=== Section Start ===

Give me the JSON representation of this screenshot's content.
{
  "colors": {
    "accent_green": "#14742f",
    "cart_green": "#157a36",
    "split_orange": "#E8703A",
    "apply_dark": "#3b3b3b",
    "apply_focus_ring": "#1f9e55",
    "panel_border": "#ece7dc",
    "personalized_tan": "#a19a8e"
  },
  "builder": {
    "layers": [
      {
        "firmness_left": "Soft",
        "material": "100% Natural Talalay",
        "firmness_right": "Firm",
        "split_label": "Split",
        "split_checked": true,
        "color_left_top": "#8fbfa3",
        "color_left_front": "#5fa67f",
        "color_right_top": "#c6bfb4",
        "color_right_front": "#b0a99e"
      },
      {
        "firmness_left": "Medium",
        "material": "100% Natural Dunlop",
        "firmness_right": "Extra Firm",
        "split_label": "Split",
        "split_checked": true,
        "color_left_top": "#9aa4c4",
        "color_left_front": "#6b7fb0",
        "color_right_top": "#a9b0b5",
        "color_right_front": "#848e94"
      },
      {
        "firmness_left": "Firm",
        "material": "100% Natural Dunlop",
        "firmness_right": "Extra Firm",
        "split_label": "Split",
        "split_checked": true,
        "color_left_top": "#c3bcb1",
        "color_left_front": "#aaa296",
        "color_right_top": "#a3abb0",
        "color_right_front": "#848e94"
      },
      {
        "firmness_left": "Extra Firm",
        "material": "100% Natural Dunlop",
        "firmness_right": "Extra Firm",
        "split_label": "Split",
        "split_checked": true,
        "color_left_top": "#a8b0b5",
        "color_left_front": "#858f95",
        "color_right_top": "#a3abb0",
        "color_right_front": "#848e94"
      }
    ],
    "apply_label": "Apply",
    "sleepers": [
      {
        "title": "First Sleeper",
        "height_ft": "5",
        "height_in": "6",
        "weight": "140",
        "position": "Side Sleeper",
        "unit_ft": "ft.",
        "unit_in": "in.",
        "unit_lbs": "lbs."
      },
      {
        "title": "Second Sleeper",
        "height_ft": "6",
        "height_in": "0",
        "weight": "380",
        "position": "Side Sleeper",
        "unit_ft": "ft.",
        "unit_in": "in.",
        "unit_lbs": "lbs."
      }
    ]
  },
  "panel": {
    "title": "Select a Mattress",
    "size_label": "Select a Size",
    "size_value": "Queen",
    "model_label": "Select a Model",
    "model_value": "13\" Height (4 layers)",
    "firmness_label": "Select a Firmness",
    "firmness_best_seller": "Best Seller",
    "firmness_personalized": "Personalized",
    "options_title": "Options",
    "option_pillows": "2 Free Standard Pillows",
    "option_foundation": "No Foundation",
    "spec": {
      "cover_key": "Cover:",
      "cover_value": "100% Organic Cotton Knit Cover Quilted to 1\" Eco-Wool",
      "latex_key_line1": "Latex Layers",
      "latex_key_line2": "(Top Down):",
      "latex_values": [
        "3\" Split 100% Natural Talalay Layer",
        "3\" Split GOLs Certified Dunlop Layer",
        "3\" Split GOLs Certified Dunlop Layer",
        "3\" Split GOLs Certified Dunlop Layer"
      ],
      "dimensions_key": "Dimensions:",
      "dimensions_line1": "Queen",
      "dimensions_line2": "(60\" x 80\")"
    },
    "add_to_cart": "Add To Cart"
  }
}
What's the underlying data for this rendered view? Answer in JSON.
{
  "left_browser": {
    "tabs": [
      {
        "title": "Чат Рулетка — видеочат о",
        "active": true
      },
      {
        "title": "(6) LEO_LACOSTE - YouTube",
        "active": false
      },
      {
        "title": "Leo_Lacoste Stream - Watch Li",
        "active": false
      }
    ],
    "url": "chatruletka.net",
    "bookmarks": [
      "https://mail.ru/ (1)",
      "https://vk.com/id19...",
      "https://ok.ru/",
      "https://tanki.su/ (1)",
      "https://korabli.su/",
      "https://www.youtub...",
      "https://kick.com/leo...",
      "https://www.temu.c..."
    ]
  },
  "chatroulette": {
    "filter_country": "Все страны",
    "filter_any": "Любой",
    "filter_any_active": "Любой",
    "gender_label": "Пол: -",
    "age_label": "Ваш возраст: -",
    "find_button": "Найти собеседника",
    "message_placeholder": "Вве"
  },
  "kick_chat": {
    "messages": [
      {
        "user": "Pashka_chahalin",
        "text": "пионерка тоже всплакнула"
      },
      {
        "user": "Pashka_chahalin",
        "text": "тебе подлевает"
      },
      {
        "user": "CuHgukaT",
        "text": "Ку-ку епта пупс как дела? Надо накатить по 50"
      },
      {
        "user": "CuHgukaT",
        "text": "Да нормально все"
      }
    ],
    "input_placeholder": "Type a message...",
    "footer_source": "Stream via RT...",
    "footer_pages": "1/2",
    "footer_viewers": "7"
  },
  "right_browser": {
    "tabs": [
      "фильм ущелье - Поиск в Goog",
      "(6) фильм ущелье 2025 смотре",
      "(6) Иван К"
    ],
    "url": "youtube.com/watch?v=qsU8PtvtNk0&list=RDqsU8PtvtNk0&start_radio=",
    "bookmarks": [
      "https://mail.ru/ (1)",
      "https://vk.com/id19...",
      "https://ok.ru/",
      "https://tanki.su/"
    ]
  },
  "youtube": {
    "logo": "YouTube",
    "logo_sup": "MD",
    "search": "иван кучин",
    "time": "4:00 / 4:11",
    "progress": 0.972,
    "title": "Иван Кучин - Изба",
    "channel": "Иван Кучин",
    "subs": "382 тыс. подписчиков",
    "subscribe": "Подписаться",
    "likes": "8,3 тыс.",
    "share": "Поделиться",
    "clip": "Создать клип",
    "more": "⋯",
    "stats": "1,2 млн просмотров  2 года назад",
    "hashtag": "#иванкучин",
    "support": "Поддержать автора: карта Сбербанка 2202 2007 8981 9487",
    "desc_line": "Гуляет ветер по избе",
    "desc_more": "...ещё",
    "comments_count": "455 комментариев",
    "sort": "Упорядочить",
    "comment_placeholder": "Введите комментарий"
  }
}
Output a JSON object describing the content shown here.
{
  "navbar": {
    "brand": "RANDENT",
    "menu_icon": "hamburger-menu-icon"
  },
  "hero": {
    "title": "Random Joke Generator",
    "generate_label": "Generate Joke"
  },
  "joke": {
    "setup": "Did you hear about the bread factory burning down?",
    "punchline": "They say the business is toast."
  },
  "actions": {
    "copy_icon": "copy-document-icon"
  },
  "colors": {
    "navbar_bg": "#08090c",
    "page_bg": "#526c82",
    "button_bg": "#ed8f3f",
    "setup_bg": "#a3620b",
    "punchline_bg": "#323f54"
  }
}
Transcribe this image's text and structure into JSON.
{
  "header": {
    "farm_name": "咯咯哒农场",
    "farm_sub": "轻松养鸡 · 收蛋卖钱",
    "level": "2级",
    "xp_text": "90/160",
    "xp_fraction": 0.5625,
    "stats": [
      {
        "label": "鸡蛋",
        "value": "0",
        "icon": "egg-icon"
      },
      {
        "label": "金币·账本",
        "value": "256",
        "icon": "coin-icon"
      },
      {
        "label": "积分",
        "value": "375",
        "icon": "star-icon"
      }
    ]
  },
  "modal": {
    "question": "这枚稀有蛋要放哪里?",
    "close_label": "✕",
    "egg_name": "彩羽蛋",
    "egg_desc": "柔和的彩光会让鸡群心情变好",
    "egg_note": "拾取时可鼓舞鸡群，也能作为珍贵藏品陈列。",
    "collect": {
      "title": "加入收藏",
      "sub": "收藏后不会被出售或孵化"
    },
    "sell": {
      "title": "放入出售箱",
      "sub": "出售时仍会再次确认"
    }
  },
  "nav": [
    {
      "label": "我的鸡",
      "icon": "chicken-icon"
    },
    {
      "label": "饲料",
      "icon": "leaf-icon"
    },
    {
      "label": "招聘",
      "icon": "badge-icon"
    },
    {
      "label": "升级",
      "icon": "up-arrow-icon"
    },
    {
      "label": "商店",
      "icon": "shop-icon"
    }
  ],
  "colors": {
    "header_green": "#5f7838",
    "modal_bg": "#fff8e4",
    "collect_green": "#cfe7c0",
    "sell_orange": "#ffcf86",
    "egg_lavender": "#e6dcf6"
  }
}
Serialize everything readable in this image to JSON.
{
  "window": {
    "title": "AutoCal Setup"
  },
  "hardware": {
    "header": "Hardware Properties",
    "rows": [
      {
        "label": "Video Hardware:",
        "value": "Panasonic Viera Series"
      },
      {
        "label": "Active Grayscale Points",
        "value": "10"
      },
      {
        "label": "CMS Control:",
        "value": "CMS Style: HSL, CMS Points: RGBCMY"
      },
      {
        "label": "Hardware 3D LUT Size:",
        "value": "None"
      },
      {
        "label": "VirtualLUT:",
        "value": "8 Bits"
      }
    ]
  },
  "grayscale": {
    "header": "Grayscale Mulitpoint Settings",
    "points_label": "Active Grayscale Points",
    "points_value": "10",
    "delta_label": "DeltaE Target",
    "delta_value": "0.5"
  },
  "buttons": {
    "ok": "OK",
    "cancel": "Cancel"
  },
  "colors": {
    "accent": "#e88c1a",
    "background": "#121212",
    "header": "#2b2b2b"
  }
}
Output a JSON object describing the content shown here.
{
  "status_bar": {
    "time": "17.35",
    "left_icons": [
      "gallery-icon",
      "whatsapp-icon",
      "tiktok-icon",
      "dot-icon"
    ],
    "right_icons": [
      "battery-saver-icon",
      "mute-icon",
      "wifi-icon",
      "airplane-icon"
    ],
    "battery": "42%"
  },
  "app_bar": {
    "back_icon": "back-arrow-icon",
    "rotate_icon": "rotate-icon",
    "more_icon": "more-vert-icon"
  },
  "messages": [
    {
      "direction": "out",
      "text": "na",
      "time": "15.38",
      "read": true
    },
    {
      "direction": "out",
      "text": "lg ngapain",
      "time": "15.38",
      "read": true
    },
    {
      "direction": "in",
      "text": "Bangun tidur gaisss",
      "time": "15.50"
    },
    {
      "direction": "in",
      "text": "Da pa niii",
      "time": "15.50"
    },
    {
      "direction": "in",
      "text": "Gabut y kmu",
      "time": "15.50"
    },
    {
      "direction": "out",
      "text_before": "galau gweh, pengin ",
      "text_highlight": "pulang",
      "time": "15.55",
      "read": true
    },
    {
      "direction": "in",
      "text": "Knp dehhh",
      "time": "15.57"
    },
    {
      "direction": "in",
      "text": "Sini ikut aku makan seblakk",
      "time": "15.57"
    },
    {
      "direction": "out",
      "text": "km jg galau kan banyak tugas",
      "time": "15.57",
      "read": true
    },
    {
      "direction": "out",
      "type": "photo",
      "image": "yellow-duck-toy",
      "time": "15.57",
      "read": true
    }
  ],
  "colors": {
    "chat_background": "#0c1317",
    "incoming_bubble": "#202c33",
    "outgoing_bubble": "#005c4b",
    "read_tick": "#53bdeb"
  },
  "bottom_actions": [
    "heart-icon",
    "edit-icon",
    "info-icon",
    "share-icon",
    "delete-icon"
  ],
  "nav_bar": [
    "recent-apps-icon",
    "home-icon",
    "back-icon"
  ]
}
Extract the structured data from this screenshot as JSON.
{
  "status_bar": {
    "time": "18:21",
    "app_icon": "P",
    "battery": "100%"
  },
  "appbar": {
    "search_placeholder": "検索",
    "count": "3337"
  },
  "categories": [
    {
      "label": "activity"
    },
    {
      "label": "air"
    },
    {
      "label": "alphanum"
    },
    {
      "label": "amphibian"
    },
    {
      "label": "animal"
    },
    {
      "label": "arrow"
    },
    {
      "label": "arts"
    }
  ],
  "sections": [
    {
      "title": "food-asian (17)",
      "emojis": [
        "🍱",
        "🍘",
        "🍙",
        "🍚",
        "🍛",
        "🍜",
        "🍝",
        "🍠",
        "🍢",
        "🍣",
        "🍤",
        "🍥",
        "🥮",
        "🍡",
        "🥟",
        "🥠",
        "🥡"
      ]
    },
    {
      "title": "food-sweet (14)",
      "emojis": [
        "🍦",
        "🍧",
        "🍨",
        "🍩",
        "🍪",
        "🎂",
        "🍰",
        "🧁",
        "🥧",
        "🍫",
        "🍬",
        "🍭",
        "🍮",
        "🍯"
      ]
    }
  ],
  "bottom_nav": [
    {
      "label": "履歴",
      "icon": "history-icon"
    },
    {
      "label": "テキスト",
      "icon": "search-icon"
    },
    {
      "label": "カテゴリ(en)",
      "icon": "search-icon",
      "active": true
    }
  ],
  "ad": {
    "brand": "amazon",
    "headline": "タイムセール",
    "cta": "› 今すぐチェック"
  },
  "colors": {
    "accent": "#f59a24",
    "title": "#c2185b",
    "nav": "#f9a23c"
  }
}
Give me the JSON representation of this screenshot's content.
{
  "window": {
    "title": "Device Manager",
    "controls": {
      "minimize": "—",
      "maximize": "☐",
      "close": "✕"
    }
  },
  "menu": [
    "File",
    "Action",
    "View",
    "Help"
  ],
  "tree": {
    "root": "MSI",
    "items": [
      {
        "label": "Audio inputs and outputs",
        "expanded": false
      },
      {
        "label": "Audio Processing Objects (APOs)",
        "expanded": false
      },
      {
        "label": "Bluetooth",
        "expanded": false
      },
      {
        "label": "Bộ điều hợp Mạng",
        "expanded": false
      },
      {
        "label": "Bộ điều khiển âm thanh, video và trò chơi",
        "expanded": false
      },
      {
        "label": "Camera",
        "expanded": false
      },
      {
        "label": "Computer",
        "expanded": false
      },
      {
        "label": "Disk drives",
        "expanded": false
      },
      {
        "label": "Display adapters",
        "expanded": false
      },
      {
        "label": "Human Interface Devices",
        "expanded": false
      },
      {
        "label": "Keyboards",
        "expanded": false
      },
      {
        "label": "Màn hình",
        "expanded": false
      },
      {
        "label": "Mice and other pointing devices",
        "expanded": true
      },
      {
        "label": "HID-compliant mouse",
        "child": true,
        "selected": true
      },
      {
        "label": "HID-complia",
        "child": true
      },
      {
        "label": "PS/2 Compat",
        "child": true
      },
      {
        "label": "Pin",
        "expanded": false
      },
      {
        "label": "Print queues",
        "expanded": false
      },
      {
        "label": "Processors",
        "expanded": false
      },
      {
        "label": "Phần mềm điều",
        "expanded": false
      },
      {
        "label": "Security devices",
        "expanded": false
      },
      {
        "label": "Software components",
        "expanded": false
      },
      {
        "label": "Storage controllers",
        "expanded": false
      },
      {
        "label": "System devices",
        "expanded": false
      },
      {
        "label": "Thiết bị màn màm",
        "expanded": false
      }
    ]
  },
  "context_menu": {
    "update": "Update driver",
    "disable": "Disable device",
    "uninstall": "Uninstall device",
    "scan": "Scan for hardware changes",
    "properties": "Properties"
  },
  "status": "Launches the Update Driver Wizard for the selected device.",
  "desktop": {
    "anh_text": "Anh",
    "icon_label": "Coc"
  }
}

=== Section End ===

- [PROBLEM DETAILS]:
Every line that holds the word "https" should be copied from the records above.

- [REPLY TO THE TASK]:
      "https://mail.ru/ (1)",
      "https://vk.com/id19...",
      "https://ok.ru/",
      "https://tanki.su/ (1)",
      "https://korabli.su/",
      "https://www.youtub...",
      "https://kick.com/leo...",
      "https://www.temu.c..."
      "https://mail.ru/ (1)",
      "https://vk.com/id19...",
      "https://ok.ru/",
      "https://tanki.su/"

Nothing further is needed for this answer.